* _Task requirements_
Reproduce the data exactly as it stands.

* _Entries supplied_
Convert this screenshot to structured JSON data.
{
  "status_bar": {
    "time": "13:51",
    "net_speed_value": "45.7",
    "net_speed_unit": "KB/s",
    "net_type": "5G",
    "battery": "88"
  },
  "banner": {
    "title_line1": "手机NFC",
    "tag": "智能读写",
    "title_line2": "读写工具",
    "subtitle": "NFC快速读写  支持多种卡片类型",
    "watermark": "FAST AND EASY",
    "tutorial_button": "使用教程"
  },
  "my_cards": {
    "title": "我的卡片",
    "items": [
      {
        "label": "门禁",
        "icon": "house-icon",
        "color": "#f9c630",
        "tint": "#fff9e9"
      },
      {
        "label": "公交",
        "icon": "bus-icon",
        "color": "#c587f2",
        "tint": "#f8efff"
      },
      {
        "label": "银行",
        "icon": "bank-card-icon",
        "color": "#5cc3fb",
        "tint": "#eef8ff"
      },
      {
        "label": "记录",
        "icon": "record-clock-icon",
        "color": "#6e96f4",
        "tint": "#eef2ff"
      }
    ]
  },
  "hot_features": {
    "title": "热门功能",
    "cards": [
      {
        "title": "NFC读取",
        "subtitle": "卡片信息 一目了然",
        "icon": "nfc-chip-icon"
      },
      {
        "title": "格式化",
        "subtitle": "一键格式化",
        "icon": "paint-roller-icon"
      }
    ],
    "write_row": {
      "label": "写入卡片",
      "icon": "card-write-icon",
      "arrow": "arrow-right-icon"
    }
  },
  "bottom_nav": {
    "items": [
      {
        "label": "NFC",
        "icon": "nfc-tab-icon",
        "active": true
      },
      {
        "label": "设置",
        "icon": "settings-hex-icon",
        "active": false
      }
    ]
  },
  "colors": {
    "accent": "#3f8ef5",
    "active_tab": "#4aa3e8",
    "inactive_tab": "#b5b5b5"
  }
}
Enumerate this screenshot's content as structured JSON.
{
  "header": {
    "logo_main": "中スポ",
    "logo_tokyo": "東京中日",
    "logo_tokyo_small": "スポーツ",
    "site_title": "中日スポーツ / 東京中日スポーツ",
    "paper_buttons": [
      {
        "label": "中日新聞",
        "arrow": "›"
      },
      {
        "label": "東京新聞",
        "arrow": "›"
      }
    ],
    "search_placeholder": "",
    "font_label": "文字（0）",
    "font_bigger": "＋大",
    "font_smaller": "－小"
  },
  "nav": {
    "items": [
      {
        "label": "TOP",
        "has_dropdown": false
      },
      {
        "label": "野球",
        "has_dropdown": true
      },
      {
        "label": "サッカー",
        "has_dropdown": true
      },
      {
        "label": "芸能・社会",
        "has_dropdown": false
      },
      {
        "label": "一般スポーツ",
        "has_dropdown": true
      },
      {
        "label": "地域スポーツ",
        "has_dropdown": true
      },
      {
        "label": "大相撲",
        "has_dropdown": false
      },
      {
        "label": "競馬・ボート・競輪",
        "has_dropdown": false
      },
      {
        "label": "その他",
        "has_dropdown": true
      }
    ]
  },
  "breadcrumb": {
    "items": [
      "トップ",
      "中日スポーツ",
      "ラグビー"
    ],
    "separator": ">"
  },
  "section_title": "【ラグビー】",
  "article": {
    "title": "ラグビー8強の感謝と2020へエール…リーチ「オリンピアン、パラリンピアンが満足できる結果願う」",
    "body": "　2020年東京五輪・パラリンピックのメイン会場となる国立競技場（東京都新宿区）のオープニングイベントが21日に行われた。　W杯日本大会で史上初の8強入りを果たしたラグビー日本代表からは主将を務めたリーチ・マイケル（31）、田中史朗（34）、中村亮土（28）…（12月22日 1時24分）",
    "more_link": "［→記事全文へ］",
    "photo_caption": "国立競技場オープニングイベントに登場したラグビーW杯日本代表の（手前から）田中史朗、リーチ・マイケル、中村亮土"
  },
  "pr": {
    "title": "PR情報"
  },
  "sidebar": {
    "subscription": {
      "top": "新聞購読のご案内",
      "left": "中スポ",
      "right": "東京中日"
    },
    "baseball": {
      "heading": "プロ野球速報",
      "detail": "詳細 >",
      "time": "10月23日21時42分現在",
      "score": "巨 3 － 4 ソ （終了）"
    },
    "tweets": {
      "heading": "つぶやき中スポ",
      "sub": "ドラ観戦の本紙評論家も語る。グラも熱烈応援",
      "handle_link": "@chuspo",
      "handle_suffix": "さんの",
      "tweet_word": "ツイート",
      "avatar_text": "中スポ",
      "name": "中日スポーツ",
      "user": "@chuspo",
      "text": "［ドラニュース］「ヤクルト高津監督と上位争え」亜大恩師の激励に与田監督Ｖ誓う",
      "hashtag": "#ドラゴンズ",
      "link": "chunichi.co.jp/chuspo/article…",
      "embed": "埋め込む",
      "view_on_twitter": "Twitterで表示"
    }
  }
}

* _Expected answer_
Convert this screenshot to structured JSON data.
{
  "status_bar": {
    "time": "13:51",
    "net_speed_value": "45.7",
    "net_speed_unit": "KB/s",
    "net_type": "5G",
    "battery": "88"
  },
  "banner": {
    "title_line1": "手机NFC",
    "tag": "智能读写",
    "title_line2": "读写工具",
    "subtitle": "NFC快速读写  支持多种卡片类型",
    "watermark": "FAST AND EASY",
    "tutorial_button": "使用教程"
  },
  "my_cards": {
    "title": "我的卡片",
    "items": [
      {
        "label": "门禁",
        "icon": "house-icon",
        "color": "#f9c630",
        "tint": "#fff9e9"
      },
      {
        "label": "公交",
        "icon": "bus-icon",
        "color": "#c587f2",
        "tint": "#f8efff"
      },
      {
        "label": "银行",
        "icon": "bank-card-icon",
        "color": "#5cc3fb",
        "tint": "#eef8ff"
      },
      {
        "label": "记录",
        "icon": "record-clock-icon",
        "color": "#6e96f4",
        "tint": "#eef2ff"
      }
    ]
  },
  "hot_features": {
    "title": "热门功能",
    "cards": [
      {
        "title": "NFC读取",
        "subtitle": "卡片信息 一目了然",
        "icon": "nfc-chip-icon"
      },
      {
        "title": "格式化",
        "subtitle": "一键格式化",
        "icon": "paint-roller-icon"
      }
    ],
    "write_row": {
      "label": "写入卡片",
      "icon": "card-write-icon",
      "arrow": "arrow-right-icon"
    }
  },
  "bottom_nav": {
    "items": [
      {
        "label": "NFC",
        "icon": "nfc-tab-icon",
        "active": true
      },
      {
        "label": "设置",
        "icon": "settings-hex-icon",
        "active": false
      }
    ]
  },
  "colors": {
    "accent": "#3f8ef5",
    "active_tab": "#4aa3e8",
    "inactive_tab": "#b5b5b5"
  }
}
Enumerate this screenshot's content as structured JSON.
{
  "header": {
    "logo_main": "中スポ",
    "logo_tokyo": "東京中日",
    "logo_tokyo_small": "スポーツ",
    "site_title": "中日スポーツ / 東京中日スポーツ",
    "paper_buttons": [
      {
        "label": "中日新聞",
        "arrow": "›"
      },
      {
        "label": "東京新聞",
        "arrow": "›"
      }
    ],
    "search_placeholder": "",
    "font_label": "文字（0）",
    "font_bigger": "＋大",
    "font_smaller": "－小"
  },
  "nav": {
    "items": [
      {
        "label": "TOP",
        "has_dropdown": false
      },
      {
        "label": "野球",
        "has_dropdown": true
      },
      {
        "label": "サッカー",
        "has_dropdown": true
      },
      {
        "label": "芸能・社会",
        "has_dropdown": false
      },
      {
        "label": "一般スポーツ",
        "has_dropdown": true
      },
      {
        "label": "地域スポーツ",
        "has_dropdown": true
      },
      {
        "label": "大相撲",
        "has_dropdown": false
      },
      {
        "label": "競馬・ボート・競輪",
        "has_dropdown": false
      },
      {
        "label": "その他",
        "has_dropdown": true
      }
    ]
  },
  "breadcrumb": {
    "items": [
      "トップ",
      "中日スポーツ",
      "ラグビー"
    ],
    "separator": ">"
  },
  "section_title": "【ラグビー】",
  "article": {
    "title": "ラグビー8強の感謝と2020へエール…リーチ「オリンピアン、パラリンピアンが満足できる結果願う」",
    "body": "　2020年東京五輪・パラリンピックのメイン会場となる国立競技場（東京都新宿区）のオープニングイベントが21日に行われた。　W杯日本大会で史上初の8強入りを果たしたラグビー日本代表からは主将を務めたリーチ・マイケル（31）、田中史朗（34）、中村亮土（28）…（12月22日 1時24分）",
    "more_link": "［→記事全文へ］",
    "photo_caption": "国立競技場オープニングイベントに登場したラグビーW杯日本代表の（手前から）田中史朗、リーチ・マイケル、中村亮土"
  },
  "pr": {
    "title": "PR情報"
  },
  "sidebar": {
    "subscription": {
      "top": "新聞購読のご案内",
      "left": "中スポ",
      "right": "東京中日"
    },
    "baseball": {
      "heading": "プロ野球速報",
      "detail": "詳細 >",
      "time": "10月23日21時42分現在",
      "score": "巨 3 － 4 ソ （終了）"
    },
    "tweets": {
      "heading": "つぶやき中スポ",
      "sub": "ドラ観戦の本紙評論家も語る。グラも熱烈応援",
      "handle_link": "@chuspo",
      "handle_suffix": "さんの",
      "tweet_word": "ツイート",
      "avatar_text": "中スポ",
      "name": "中日スポーツ",
      "user": "@chuspo",
      "text": "［ドラニュース］「ヤクルト高津監督と上位争え」亜大恩師の激励に与田監督Ｖ誓う",
      "hashtag": "#ドラゴンズ",
      "link": "chunichi.co.jp/chuspo/article…",
      "embed": "埋め込む",
      "view_on_twitter": "Twitterで表示"
    }
  }
}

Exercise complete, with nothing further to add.